*** Opening Provided data ***

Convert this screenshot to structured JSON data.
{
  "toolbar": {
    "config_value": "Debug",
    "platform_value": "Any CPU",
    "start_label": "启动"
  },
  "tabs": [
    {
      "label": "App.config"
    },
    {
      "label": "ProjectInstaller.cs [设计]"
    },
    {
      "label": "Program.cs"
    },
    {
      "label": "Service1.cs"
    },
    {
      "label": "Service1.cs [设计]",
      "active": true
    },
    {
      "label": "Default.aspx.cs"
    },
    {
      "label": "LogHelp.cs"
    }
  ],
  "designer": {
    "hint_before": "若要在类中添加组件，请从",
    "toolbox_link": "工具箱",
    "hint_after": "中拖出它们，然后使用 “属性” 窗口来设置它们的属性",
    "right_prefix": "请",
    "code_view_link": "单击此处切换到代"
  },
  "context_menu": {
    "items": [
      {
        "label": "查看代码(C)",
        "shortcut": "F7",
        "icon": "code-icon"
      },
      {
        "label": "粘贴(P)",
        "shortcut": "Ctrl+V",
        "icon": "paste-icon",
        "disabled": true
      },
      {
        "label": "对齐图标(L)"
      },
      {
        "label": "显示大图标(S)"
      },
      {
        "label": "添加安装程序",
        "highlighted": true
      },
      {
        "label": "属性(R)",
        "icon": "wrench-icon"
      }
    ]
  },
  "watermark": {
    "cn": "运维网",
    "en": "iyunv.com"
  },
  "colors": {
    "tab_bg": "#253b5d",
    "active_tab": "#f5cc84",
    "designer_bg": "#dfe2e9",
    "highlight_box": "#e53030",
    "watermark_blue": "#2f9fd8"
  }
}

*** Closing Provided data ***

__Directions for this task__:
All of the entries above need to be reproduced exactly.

__Written answer__:
Convert this screenshot to structured JSON data.
{
  "toolbar": {
    "config_value": "Debug",
    "platform_value": "Any CPU",
    "start_label": "启动"
  },
  "tabs": [
    {
      "label": "App.config"
    },
    {
      "label": "ProjectInstaller.cs [设计]"
    },
    {
      "label": "Program.cs"
    },
    {
      "label": "Service1.cs"
    },
    {
      "label": "Service1.cs [设计]",
      "active": true
    },
    {
      "label": "Default.aspx.cs"
    },
    {
      "label": "LogHelp.cs"
    }
  ],
  "designer": {
    "hint_before": "若要在类中添加组件，请从",
    "toolbox_link": "工具箱",
    "hint_after": "中拖出它们，然后使用 “属性” 窗口来设置它们的属性",
    "right_prefix": "请",
    "code_view_link": "单击此处切换到代"
  },
  "context_menu": {
    "items": [
      {
        "label": "查看代码(C)",
        "shortcut": "F7",
        "icon": "code-icon"
      },
      {
        "label": "粘贴(P)",
        "shortcut": "Ctrl+V",
        "icon": "paste-icon",
        "disabled": true
      },
      {
        "label": "对齐图标(L)"
      },
      {
        "label": "显示大图标(S)"
      },
      {
        "label": "添加安装程序",
        "highlighted": true
      },
      {
        "label": "属性(R)",
        "icon": "wrench-icon"
      }
    ]
  },
  "watermark": {
    "cn": "运维网",
    "en": "iyunv.com"
  },
  "colors": {
    "tab_bg": "#253b5d",
    "active_tab": "#f5cc84",
    "designer_bg": "#dfe2e9",
    "highlight_box": "#e53030",
    "watermark_blue": "#2f9fd8"
  }
}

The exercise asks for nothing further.